It was in October 1965 that Hélène Picard was arrested for murder, found next to the mutilated body of a prostitute known only as Cathy; an unstable and violent thief who had grown up in the care of the state, she was sentenced to death the following January, the execution carried out on 22nd March 1968, yet two months later a series of murders bearing the same hallmarks began, Brigitte on the first day of May and Angèle less than two weeks later.
A former soldier who fought in the Algerian War and now works for the Ministry of Justice, Louis Guilbeau was the man who executed Hélène Picard; a paranoid, delusional fantasist, he enthuses over the details of hanging, electrocution and beheading over dinner with Solange Lebas, the lawyer with whom he has somehow begun a relationship, assistant to the superintendent who is investigating the new killings.

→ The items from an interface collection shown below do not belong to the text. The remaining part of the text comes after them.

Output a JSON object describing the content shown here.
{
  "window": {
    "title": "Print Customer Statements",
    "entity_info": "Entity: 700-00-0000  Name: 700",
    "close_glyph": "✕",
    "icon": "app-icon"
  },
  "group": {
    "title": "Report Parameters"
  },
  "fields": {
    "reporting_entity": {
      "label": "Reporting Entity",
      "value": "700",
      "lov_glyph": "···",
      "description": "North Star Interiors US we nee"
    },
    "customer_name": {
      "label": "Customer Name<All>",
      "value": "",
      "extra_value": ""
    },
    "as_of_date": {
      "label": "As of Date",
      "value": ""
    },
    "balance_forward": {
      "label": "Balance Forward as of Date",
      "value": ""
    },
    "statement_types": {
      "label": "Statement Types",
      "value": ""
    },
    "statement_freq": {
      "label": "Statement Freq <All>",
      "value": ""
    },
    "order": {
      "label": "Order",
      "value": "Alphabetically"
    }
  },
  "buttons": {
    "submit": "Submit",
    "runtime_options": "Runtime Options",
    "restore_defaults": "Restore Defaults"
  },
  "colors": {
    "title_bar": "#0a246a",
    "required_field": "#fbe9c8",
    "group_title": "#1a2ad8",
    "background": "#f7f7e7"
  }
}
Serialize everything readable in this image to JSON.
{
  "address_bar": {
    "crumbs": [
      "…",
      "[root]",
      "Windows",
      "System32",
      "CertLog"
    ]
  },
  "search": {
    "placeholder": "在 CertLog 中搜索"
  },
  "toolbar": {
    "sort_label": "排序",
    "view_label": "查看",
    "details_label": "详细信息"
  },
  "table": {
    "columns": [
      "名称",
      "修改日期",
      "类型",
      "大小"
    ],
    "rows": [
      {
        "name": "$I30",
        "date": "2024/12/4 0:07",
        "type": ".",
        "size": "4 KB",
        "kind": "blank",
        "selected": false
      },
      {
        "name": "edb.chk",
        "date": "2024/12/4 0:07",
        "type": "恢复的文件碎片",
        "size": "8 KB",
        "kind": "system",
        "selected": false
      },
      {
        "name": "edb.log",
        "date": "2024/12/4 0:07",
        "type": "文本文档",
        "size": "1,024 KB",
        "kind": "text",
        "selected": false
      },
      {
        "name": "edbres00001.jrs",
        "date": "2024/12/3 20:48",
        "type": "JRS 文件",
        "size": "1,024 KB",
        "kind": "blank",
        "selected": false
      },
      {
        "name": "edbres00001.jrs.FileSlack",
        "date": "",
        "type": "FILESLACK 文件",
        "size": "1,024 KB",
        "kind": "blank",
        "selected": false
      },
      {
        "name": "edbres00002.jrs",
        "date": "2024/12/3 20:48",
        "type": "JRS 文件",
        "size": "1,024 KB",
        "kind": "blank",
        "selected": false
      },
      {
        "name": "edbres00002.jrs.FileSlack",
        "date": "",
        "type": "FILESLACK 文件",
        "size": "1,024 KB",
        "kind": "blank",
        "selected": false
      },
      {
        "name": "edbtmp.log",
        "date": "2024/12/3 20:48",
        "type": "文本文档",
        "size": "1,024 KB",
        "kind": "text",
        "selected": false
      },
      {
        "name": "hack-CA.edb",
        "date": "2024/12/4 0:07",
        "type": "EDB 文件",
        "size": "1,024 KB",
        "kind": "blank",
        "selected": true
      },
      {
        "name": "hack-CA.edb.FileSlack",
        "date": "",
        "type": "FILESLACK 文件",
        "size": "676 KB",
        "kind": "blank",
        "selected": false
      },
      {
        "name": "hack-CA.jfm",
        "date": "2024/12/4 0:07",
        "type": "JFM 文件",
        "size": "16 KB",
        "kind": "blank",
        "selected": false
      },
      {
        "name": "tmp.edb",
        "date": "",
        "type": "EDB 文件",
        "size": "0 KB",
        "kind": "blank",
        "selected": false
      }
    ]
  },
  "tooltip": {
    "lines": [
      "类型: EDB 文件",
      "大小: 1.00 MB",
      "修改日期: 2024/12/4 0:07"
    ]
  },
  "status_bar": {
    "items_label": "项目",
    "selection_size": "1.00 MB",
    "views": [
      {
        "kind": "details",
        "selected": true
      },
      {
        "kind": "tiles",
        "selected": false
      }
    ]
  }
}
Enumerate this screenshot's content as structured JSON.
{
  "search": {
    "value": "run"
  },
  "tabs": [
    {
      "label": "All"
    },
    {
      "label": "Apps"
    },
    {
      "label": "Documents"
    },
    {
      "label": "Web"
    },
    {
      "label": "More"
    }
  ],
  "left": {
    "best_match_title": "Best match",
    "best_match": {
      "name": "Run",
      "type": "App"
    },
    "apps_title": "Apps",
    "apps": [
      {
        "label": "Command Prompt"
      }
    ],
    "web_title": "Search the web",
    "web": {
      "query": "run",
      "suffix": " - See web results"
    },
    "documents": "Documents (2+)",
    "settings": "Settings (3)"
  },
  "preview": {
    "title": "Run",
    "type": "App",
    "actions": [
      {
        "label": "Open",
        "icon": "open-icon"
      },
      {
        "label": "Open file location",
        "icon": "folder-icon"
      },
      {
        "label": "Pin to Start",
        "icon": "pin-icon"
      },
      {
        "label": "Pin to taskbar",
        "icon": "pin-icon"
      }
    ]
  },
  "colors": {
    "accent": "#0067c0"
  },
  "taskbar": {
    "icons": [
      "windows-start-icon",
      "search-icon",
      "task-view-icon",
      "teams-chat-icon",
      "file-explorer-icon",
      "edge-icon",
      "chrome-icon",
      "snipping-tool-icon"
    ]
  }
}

There are two apparent solutions to the problem raised by writer and director Jean-Denis Bonan in A Woman Kills (La femme bourreau), shot on 16mm on the streets of Paris in the summer of civil unrest of 1968 marked by demonstrations, strikes and riots but unreleased for forty-five years: that the wrong person was executed, or that a copycat killer has taken up where Picard was curtailed and convicted.
The narration by Bernard Letrou in the style of the bullet points of a police report, the verified facts presented without emotion or bias, it is a contrast to the visuals, images of the city and characters going about – crucially – their lives, the editing dreamlike and abstract as scenes overlap like memories, the camera creeping along narrow cobbled alleys at gutter level then switching to scenes of women unaware they are being watched, bathing, dressing, simply going about their daily business.
The opening interview between “society’s official killer” Guilbeau (Claude Merlin) and Lebas (Solange Pradel) conducted in starkly lit monochrome, no soft edges to blur his manic disposition or shadows in which to hide himself, it is a realism at odds with the electric illumination of Paris at night, the landmark of the Moulin Rouge, a cinema screening Barbarella, every stranger the camera passes a potential suspect.
The killer painting their face on like a mask to blend in with their victims, another performer in a city of façade, “city of solitude, melting pot of cultures,” the deliberate style of the first two thirds falters in the final act, abandoned in favour of an ungainly escape across the rooftops followed by a frantic extended chase sequence, A Woman Kills as frustratingly unpredictable and inconsistent as the characters it presents, any judgement or condemnation left to the viewer.
A Woman Kills is streaming on Arrow now